Vermont Gov. Phil Scott on Wednesday said he would extend the state of emergency later this week amid the coronavirus outbreak, as he condemned an alleged racial incident targeting a family with New York license plates.
In a news conference, Scott said he planned to extend the state of emergency Friday, the day it is set to expire. The order was previously extended by a month from its initial expiration date of April 15.
Scott, who has moved to slowly reopen the economy as the state shows decreases in new coronavirus cases, said more details about the extension would be shared later in the week.
Meanwhile, Scott said authorities were investigating a "disturbing" incident in Hartford during which a family, which the governor described as people of color, was allegedly told to leave the state over their New York plates.
Scott said the family, Vermont residents who had recently relocated from New York, was pulling out of the driveway when they were told, among other things, "they were not welcome here and that the governor did want them here either."
The incident happened in front of the family's 11 year-old child, Scott said, adding the incident had "racial undertones."
"I want to be very clear: I have no tolerance for this kind of thing," he said. "It's unacceptable. It does not represent my views or who I believe we are as a state."
The governor said he called the family to apologize on behalf of the state.
Scott reiterated his plea that Vermonters refrain from taking an "us versus them" mentality toward people from out of the state.
"We can be both neighborly and compassionate while staying safe," he said.
The governors said people from out of state are welcome but must quarantine for 14 days when they cross the border. This also applies to Vermonters who travel outside the state and return.
The extension of the state of emergency comes as the state slowly loosens restrictions amid the pandemic.
On Monday, Scott announced he would allow retail stores to reopen on May 18 if data continued to show declines in cases.
The stores would be able to reopen at 25% capacity under the condition that they abide by the state's coronavirus operation guidelines.
Workers would need to complete safety training, maintain a six-foot distance from others and wear face coverings, among other requirements.
As of Tuesday, the state had reported 929 cases of COVID-19, including 53 deaths.
The governor warned again on Monday that the status of the coronavirus outbreak in neighboring states must be considered as Vermont reopens. Last week, he said out-of-staters could be turned away from golf courses and would have to quarantine for two weeks if they were to come for a stay.
More on Coronavirus in Vermont
Officials have said they will keep a close eye on four metrics throughout the summer; syndromic surveillance, viral growth rate, percentage of new positive tests and hospital and critical care bed capacity.

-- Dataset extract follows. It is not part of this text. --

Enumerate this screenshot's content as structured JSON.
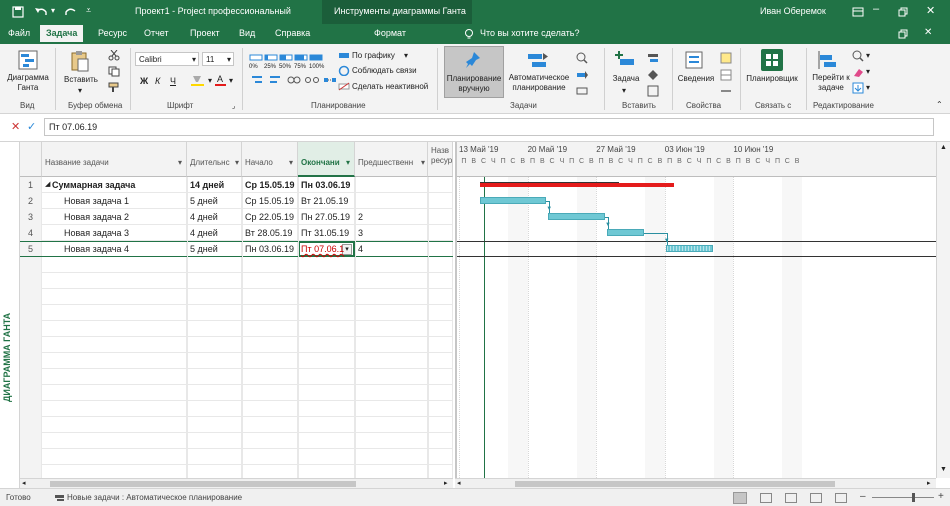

Businesses centered around low-contact sports, such as golf courses, skate parks and tennis courts began reopening last week and residents started hanging out in groups of 10 people or less.
Scott has asked Vermonters to stick with close friends only, to keep their physical distance—preferably by having their visits outdoors—and for vulnerable people to continue to self-isolate. The governor discouraged people over the age of 65 or those with medical conditions from attending such gatherings.
Levine has said that with the new guidelines on gatherings comes more opportunities for contact and encouraged Vermonters to keep track of the people they are in touch with in case they become ill.